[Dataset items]
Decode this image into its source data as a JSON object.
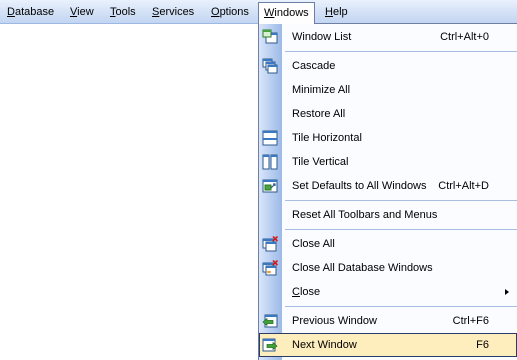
{
  "menubar": {
    "items": [
      {
        "label": "Database",
        "accel": "D",
        "rest": "atabase"
      },
      {
        "label": "View",
        "accel": "V",
        "rest": "iew"
      },
      {
        "label": "Tools",
        "accel": "T",
        "rest": "ools"
      },
      {
        "label": "Services",
        "accel": "S",
        "rest": "ervices"
      },
      {
        "label": "Options",
        "accel": "O",
        "rest": "ptions"
      },
      {
        "label": "Windows",
        "accel": "W",
        "rest": "indows"
      },
      {
        "label": "Help",
        "accel": "H",
        "rest": "elp"
      }
    ]
  },
  "windows_menu": {
    "window_list": {
      "label": "Window List",
      "shortcut": "Ctrl+Alt+0",
      "icon": "window-list-icon"
    },
    "cascade": {
      "label": "Cascade",
      "icon": "cascade-icon"
    },
    "minimize_all": {
      "label": "Minimize All"
    },
    "restore_all": {
      "label": "Restore All"
    },
    "tile_horizontal": {
      "label": "Tile Horizontal",
      "icon": "tile-horizontal-icon"
    },
    "tile_vertical": {
      "label": "Tile Vertical",
      "icon": "tile-vertical-icon"
    },
    "set_defaults": {
      "label": "Set Defaults to All Windows",
      "shortcut": "Ctrl+Alt+D",
      "icon": "set-defaults-icon"
    },
    "reset_toolbars": {
      "label": "Reset All Toolbars and Menus"
    },
    "close_all": {
      "label": "Close All",
      "icon": "close-all-icon"
    },
    "close_all_db": {
      "label": "Close All Database Windows",
      "icon": "close-all-database-icon"
    },
    "close": {
      "label": "Close",
      "accel": "C",
      "rest": "lose"
    },
    "previous_window": {
      "label": "Previous Window",
      "shortcut": "Ctrl+F6",
      "icon": "previous-window-icon"
    },
    "next_window": {
      "label": "Next Window",
      "shortcut": "F6",
      "icon": "next-window-icon"
    }
  },
  "colors": {
    "highlight_bg": "#ffeebd",
    "gutter": "#b7cdf0",
    "menubar": "#d3e1f6"
  }
}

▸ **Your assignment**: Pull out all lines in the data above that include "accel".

▸ **Task result**:
        "accel": "D",
        "accel": "V",
        "accel": "T",
        "accel": "S",
        "accel": "O",
        "accel": "W",
        "accel": "H",
      "accel": "C",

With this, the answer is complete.